▸ **Records supplied**

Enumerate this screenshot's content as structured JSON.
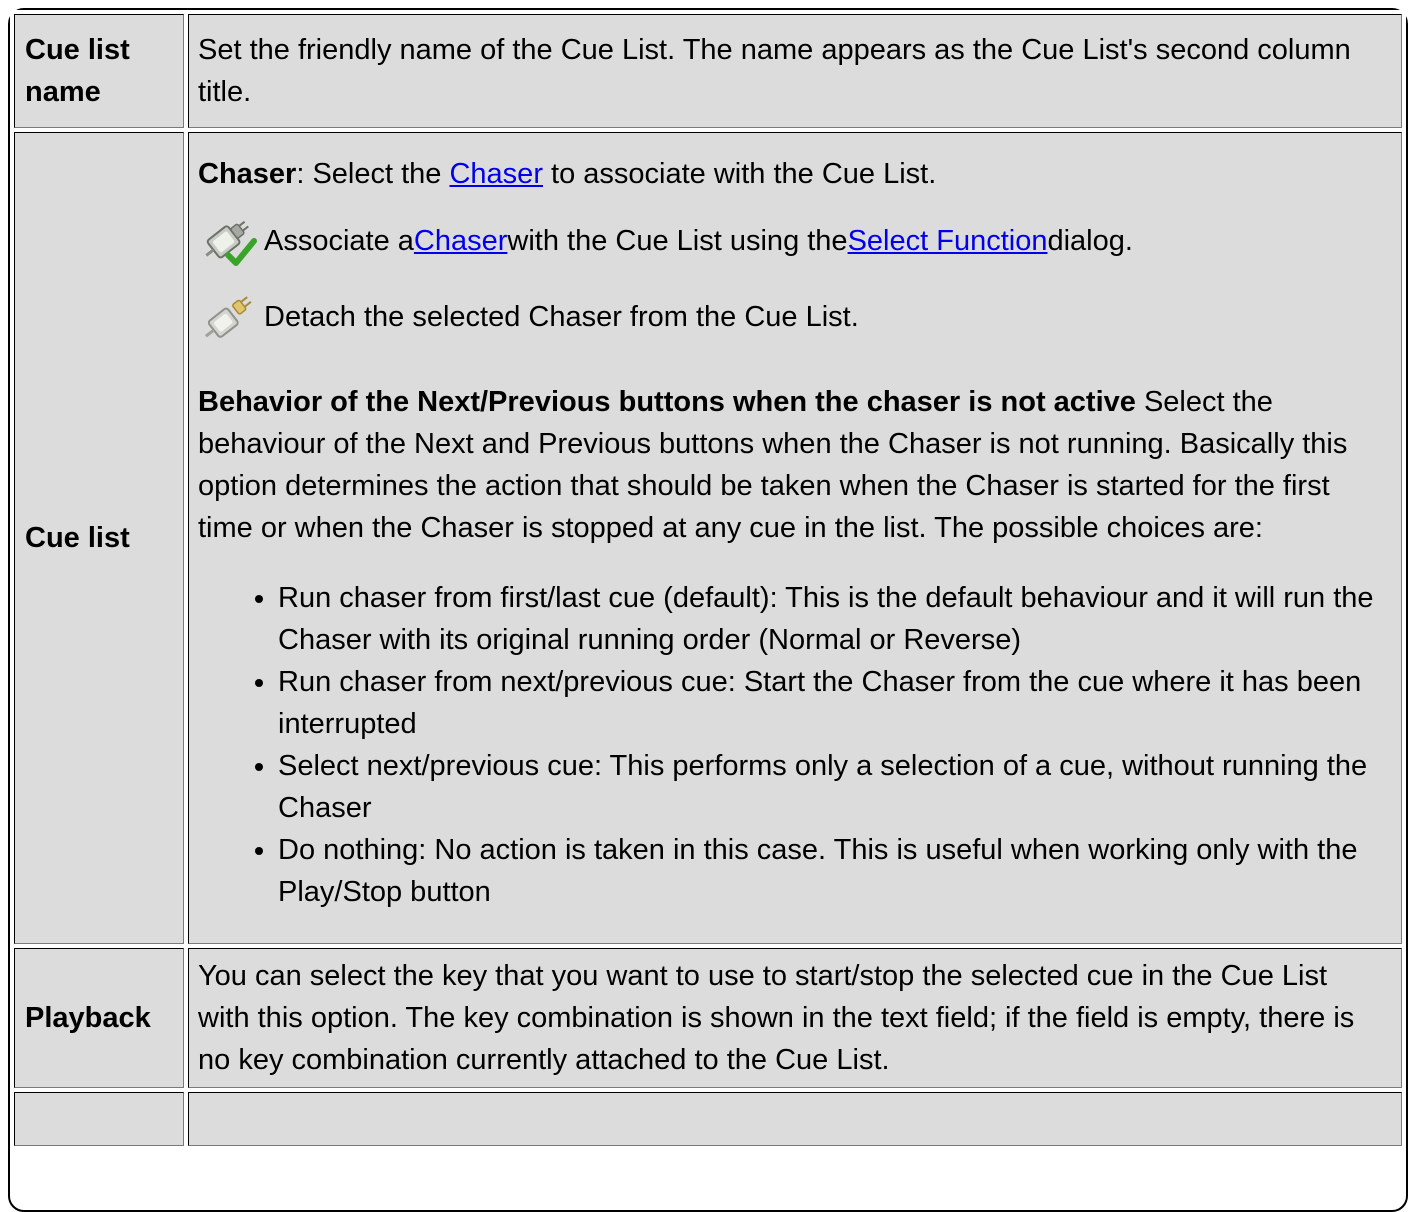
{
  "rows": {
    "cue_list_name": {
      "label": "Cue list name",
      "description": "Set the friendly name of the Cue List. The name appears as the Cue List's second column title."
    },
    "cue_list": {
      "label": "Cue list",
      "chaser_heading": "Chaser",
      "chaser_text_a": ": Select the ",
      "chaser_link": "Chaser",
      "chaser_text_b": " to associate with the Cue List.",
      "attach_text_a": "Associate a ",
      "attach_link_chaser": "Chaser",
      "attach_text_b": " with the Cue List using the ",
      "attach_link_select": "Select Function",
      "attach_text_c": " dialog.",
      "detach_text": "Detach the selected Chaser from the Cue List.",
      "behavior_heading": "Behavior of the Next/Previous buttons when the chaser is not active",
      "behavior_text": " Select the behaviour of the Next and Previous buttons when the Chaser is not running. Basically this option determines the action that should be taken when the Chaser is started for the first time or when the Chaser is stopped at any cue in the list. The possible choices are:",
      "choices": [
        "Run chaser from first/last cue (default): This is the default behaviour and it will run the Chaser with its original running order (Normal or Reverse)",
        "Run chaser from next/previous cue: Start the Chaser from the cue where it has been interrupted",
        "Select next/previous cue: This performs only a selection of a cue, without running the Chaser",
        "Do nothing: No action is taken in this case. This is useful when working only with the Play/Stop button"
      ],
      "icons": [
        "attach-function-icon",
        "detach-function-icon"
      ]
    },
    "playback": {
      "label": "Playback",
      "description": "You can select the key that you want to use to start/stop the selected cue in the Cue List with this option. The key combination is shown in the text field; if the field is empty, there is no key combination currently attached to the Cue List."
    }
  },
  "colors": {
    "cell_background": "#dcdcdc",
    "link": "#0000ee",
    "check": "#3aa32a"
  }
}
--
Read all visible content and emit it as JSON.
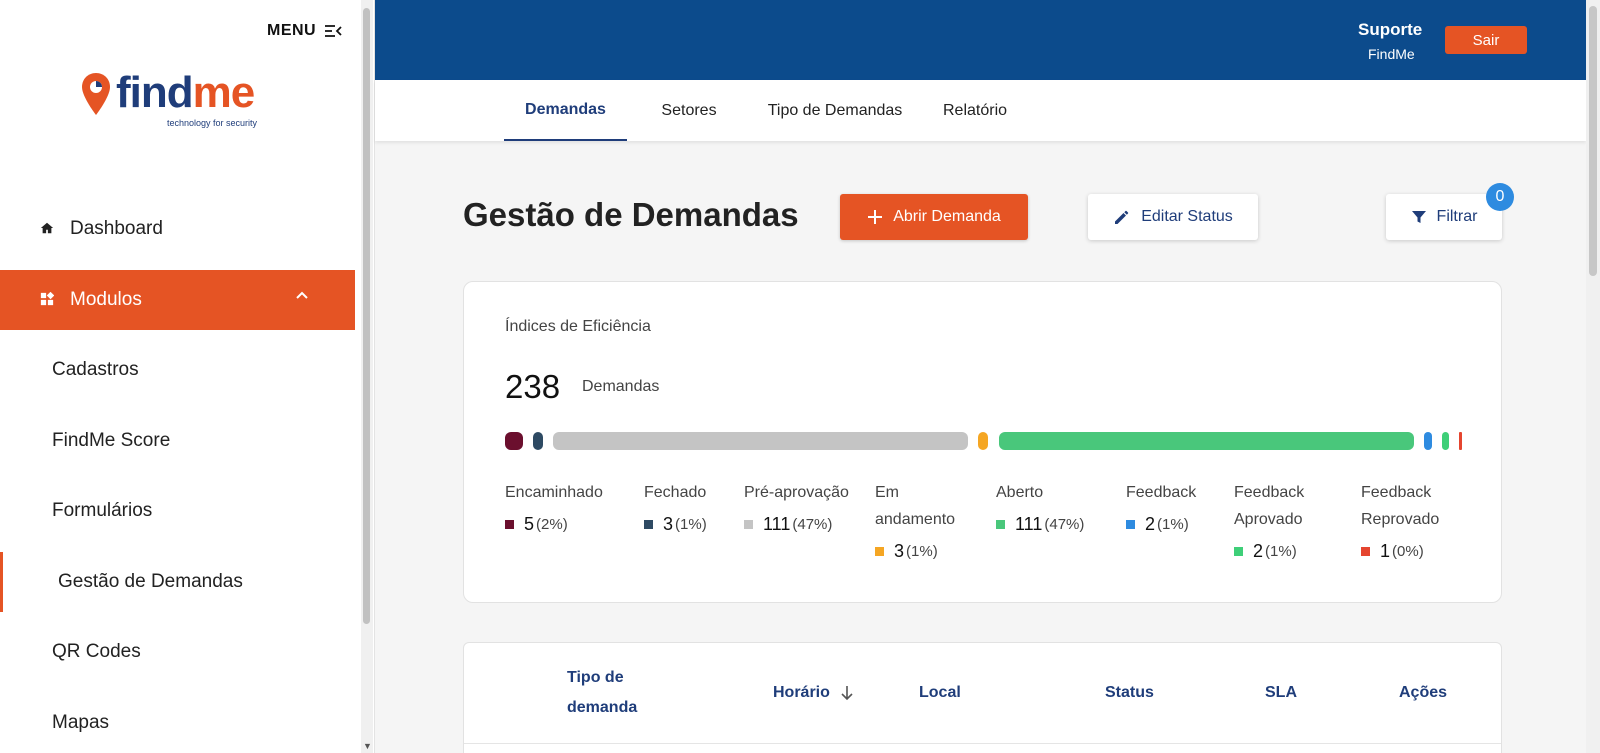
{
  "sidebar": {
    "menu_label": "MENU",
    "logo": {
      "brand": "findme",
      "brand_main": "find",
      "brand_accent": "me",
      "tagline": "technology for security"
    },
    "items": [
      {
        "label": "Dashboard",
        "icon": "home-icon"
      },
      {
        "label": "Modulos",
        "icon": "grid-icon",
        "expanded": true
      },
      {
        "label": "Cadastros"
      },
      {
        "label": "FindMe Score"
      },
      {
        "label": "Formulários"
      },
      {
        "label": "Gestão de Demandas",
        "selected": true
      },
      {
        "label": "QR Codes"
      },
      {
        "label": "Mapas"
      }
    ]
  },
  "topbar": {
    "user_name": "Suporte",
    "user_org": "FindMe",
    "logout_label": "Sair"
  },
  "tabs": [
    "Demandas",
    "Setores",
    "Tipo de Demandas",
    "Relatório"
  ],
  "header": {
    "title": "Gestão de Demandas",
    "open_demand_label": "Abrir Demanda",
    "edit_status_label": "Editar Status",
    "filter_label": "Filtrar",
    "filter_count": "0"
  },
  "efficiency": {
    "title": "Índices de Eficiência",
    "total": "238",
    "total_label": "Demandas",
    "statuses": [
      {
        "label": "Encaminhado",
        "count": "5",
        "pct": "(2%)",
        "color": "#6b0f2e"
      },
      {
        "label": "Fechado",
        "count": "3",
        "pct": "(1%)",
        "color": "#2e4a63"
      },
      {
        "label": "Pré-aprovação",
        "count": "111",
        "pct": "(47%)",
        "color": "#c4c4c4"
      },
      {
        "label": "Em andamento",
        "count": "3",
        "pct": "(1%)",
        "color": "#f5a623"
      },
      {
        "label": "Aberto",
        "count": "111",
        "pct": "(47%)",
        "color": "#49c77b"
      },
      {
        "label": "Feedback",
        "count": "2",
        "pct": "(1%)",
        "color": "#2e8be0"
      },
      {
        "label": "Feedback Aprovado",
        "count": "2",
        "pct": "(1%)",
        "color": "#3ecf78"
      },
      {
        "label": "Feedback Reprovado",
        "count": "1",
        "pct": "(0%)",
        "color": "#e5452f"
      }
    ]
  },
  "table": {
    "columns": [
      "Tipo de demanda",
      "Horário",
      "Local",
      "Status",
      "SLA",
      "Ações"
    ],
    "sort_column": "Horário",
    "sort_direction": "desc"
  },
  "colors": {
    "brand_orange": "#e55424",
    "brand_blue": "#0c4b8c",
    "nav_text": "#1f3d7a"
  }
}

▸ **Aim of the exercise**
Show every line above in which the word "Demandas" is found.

▸ **Exercise solution**
        "label": "Gestão de Demandas",
    "Demandas",
    "Tipo de Demandas",
    "title": "Gestão de Demandas",
    "total_label": "Demandas",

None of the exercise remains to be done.